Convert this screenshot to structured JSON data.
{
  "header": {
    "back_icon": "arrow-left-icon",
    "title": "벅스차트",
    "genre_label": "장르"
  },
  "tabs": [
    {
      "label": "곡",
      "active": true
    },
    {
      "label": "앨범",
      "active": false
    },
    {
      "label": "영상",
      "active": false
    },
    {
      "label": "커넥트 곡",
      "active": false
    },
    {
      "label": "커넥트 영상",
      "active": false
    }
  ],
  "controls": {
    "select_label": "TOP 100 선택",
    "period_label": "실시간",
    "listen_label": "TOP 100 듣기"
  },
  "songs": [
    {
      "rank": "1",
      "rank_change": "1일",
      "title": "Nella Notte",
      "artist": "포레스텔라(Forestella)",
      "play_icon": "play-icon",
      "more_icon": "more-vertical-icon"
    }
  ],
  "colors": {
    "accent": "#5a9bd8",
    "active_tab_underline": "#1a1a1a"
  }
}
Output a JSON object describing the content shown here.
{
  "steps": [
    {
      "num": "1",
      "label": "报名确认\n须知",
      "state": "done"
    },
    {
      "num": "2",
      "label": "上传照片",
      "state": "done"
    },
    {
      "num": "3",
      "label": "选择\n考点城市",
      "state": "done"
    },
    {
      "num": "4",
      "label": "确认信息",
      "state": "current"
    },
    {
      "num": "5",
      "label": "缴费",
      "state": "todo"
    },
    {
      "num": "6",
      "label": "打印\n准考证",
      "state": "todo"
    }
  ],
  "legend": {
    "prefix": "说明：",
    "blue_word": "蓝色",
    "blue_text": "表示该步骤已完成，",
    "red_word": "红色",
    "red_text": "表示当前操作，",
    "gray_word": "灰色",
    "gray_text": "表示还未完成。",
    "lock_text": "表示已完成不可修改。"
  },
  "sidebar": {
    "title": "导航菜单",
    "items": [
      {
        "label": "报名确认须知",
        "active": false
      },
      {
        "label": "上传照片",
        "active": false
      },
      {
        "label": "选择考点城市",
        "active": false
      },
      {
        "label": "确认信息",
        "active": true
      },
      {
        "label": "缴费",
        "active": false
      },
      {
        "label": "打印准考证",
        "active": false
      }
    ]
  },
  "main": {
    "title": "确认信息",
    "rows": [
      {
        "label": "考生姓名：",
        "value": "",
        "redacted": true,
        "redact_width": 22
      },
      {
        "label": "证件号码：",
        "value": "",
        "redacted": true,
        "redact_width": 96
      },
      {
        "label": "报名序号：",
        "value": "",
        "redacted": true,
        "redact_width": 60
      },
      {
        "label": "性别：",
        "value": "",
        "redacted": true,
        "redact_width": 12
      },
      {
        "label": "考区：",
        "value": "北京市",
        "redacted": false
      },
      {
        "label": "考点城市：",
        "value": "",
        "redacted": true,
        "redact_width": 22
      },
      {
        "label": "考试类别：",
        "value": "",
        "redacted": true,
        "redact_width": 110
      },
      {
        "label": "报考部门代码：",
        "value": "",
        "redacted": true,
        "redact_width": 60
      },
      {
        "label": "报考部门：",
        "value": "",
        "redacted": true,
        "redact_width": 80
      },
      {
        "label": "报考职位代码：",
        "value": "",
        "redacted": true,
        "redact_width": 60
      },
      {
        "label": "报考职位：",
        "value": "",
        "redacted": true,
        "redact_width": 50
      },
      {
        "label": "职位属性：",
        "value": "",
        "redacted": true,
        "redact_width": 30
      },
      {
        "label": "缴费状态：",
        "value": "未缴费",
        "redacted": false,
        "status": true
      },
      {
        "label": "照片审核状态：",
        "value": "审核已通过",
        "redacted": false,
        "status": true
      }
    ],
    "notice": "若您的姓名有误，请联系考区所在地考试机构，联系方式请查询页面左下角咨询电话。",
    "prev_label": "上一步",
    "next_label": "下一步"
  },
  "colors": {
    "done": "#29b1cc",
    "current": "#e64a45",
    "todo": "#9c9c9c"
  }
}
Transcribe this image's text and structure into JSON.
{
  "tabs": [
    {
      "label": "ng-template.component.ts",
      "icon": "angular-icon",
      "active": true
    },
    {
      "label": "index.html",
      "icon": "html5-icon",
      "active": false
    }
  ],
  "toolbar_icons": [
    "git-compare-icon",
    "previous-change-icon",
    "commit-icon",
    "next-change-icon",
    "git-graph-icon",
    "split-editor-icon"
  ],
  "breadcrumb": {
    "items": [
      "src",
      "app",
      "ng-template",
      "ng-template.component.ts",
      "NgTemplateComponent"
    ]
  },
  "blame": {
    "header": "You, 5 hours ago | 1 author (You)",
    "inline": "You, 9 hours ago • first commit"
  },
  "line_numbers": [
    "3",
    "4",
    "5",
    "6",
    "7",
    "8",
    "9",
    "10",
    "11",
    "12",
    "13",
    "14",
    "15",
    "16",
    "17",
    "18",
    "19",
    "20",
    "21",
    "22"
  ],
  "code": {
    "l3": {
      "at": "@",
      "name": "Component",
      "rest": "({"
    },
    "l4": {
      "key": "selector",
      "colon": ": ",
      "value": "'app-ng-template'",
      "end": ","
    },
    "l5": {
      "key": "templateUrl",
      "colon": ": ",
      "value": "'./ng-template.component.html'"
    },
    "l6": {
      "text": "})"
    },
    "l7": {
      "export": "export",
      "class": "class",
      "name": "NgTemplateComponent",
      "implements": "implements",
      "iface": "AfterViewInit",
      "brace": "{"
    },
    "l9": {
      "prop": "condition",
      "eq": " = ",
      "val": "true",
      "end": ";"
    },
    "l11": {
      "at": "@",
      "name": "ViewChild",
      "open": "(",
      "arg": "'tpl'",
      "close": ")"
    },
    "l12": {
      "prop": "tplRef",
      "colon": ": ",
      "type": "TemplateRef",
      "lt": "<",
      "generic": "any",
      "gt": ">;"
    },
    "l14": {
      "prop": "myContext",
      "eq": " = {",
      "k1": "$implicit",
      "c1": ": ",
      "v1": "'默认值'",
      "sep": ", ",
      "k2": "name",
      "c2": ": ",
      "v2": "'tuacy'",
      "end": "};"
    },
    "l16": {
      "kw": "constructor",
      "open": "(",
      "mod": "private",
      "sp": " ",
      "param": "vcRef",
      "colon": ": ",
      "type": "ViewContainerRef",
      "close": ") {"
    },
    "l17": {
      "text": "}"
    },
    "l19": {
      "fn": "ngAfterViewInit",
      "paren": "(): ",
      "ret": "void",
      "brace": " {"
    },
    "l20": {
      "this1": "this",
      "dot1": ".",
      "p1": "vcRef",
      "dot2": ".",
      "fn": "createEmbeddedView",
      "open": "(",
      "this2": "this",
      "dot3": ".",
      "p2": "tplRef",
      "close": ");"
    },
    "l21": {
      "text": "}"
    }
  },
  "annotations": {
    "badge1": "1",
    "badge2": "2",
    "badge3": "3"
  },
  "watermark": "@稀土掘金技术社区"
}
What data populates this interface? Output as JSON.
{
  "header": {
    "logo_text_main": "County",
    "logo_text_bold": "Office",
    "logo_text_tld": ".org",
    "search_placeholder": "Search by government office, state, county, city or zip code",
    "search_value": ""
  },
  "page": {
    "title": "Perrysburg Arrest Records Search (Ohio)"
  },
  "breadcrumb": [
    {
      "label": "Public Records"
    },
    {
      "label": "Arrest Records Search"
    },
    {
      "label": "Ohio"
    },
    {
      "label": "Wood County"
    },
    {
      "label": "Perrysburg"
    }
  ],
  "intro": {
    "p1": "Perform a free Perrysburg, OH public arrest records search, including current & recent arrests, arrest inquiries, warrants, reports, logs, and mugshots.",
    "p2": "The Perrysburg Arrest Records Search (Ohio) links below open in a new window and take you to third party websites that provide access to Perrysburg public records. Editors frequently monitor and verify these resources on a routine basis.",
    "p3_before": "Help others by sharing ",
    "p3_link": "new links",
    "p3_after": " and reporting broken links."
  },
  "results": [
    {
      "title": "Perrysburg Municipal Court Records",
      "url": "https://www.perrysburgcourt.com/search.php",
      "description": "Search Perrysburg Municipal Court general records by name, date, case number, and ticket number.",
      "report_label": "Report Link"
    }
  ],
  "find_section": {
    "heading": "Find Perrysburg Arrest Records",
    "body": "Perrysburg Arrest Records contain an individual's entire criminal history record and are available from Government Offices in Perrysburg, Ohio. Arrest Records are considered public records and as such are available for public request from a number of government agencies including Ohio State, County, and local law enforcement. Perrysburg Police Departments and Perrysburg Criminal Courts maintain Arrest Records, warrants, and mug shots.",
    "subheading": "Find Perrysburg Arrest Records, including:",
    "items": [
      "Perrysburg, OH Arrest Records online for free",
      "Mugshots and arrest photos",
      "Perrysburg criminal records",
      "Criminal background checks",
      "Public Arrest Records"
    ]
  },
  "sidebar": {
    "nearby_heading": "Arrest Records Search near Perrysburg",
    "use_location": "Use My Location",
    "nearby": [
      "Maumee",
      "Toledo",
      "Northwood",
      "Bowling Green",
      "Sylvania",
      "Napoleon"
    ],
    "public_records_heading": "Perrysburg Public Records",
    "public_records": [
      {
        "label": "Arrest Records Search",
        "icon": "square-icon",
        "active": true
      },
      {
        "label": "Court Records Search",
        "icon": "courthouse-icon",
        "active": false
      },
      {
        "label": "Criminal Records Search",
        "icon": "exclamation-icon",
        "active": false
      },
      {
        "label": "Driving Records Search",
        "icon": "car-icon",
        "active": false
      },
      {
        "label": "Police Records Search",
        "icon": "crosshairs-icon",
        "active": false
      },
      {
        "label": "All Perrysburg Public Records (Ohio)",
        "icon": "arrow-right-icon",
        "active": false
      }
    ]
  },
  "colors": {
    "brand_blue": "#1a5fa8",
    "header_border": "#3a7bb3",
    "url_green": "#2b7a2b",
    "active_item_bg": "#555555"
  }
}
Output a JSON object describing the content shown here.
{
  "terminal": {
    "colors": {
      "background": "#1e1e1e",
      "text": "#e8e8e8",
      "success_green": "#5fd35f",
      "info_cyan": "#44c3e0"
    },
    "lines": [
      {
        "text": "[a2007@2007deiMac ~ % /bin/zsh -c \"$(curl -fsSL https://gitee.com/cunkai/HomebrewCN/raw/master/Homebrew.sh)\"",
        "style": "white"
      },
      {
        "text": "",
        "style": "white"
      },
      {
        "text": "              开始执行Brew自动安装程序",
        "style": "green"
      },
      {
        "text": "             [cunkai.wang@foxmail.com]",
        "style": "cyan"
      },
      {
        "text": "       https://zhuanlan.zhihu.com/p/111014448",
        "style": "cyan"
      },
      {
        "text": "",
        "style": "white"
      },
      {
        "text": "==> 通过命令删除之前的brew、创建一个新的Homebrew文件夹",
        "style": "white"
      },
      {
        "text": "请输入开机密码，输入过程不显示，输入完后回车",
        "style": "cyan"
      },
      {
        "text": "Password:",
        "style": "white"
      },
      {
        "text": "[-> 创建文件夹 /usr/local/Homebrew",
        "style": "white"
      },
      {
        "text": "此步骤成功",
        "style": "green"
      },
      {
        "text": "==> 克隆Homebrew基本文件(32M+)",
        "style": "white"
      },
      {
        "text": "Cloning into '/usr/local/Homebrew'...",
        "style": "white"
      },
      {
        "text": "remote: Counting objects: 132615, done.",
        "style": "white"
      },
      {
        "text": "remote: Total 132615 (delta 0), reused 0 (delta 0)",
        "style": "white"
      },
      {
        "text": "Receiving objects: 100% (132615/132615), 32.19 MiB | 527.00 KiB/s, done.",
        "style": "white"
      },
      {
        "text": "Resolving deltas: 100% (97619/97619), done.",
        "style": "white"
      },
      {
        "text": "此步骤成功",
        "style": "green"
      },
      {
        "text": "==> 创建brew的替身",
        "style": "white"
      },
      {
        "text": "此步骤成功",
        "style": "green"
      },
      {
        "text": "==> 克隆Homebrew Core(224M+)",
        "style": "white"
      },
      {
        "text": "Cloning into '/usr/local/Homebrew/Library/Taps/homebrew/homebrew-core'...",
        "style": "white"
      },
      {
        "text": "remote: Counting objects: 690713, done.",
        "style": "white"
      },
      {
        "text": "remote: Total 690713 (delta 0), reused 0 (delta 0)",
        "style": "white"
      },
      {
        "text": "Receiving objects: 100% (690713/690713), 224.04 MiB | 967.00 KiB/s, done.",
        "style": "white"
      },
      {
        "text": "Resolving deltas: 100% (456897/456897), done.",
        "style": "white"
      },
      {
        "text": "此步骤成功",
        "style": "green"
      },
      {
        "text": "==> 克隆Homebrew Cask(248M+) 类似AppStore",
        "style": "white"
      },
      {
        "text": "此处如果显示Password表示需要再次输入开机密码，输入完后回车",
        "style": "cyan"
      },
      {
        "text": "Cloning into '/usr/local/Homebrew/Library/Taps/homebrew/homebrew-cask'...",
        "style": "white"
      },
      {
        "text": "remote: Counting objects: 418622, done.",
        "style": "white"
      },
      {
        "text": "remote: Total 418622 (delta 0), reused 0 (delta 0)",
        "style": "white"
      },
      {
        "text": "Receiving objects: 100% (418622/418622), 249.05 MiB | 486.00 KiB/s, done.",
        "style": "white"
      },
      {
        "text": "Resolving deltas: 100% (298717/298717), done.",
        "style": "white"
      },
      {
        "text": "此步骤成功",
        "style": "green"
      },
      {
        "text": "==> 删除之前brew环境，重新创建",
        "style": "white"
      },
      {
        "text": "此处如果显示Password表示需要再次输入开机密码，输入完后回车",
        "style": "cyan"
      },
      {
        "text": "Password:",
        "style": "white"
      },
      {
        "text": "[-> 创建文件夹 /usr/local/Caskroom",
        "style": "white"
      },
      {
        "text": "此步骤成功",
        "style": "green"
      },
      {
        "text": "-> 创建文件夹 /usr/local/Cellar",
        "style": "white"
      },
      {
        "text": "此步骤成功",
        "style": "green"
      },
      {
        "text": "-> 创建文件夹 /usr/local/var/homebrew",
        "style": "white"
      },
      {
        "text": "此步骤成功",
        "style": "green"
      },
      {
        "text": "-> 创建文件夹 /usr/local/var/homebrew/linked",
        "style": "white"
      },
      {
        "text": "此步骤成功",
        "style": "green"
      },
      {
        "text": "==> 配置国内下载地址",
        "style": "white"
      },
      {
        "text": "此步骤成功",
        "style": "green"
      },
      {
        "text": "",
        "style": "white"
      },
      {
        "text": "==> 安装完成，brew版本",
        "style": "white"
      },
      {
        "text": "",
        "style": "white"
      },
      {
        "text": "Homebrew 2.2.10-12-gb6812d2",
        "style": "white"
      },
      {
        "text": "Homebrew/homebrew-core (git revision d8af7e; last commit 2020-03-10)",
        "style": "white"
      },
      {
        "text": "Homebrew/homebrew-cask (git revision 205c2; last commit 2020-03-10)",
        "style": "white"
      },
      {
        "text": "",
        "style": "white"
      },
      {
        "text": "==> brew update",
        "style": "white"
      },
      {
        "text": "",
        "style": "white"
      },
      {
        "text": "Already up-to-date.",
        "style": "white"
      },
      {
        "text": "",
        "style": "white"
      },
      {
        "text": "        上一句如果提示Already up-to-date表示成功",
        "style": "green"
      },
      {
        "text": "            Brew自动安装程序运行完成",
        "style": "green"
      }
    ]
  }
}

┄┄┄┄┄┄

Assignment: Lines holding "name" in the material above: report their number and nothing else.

Exercise response: 5